but it is no longer desire because it is infinitely more than desire.

What you see is His will.

Pilate Could you act differently, more freely, in your mission?

Nazarene You mean could I die in a different way?

I could depart in a different way but tell me now:

would I then fulfil my mission?

If you see my way, my yearning, it is brighter than the way itself. You would again say that I desired more than I could have.

What about them, what is their freedom? They could do what they wanted; they could manage this path, the path of love was close to them;

They came closest to Him along this path.

Pilate Another thing torments me.

Nazarene I know, just say it, it will do you good.

Pilate If you have seen that it has already happened, what must inevitably happen, what is yet to happen for us, then at least in this you have no freedom; you could not act any differently.

Nazarene If I truly wanted I could have acted differently;

but then I would see things differently too.

Pilate Then you too are not perfect?

Nazarene No. No-one can be perfect on this earth, if they were,

they would not end up on it.

Pilate Not even with a mission?

Nazarene No.

Pilate You came with the mission to give them meaning again, meaning which has grown pale for them, is that not the perfect mission?

Nazarene That was my path, if you see it, if you see the path then you see my imperfection, you see the whole path: from its beginning up until now,

where is perfection here?

Pilate Your path at the beginning is less perfect to show them the way ahead, they can only see this way; but it was the path of incredible freedom; the path of free will is bright, ever brighter.

Nazarene My way was the way of love;

it was a free way

the only true way for me.

In Him this is one way, only He is perfect.

Pilate But our guilt remains; and it is greater, why is that so?

Nazarene No-one with the greater good in himself can excuse

his baser meanness. Each level of the self must be purified, must act according to itself, according to its level, it is here.

Appealing to God on every occasion is as though,

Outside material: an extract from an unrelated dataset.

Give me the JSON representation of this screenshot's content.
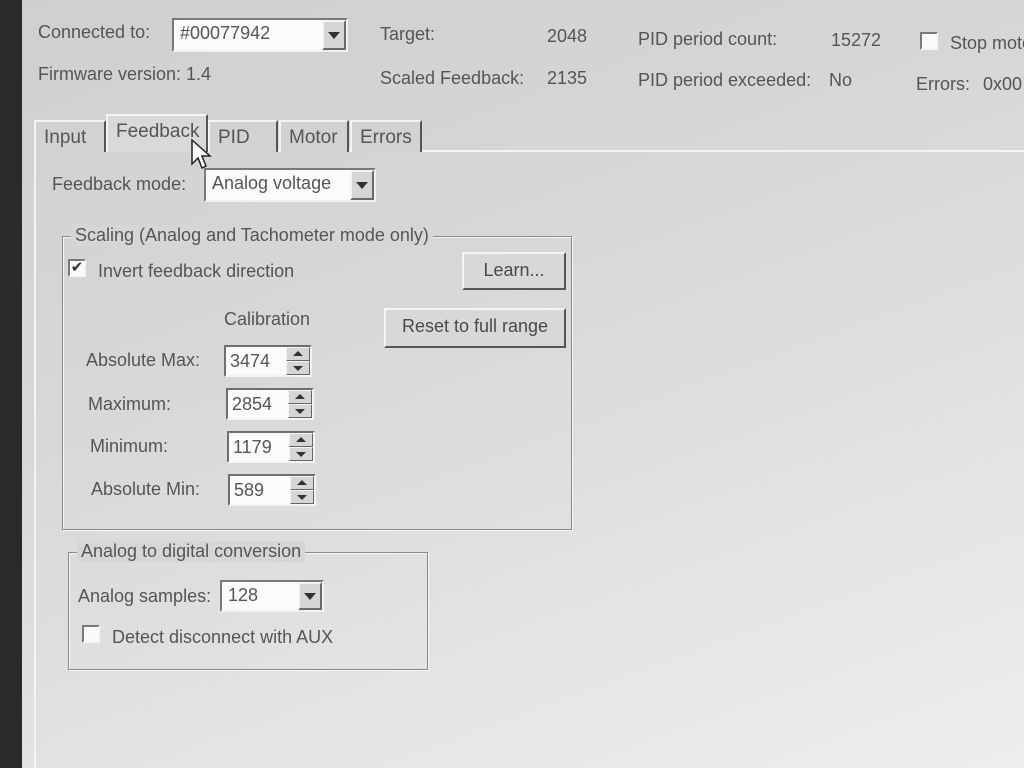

He were here, that we would appeal to him, take Him into our accounts.

Pilate Most of our mistakes are: here.

Nazarene Perhaps sometimes some people learn something from them, but not even that excuses them.

You cannot wash your hands with invisible water if you have dirtied them in filthy water.

I too do not wash them with twice invisible,

truly clean water.

Pilate Do you mean Judasí sacrifice?

Nazarene Yes, that is what I have in mind.

Pilate God is with you.

Nazarene And I am not with him.

Pilate That is your strength?

Nazarene That is my path.

That is the path of my free will,

from far yonder where your understanding does not reach, but it will; mine will also reach itself.

Pilate You see that too?

Nazarene I see it.

But it will be of no use to you if I tell you.

Remember: what I told you must not be of any use to you.

 

 

Before Pilate left Him,

two human tears filled his eyes;

they did not glisten,

no-one saw them.

They were not recorded

they were his alone.

 

Now Pilate was alone again.

Pilate was only left with these two tears.

But these two tears were truly only his.

Now he knew he too had betrayed him.

How could he delude himself and say

he did not write the report himself,

Pilate.

 

 

 

Translated from Slovenian by Marko Petrovich

 

 

 

Slovenian (gajica)

Slovenian (bohorichica)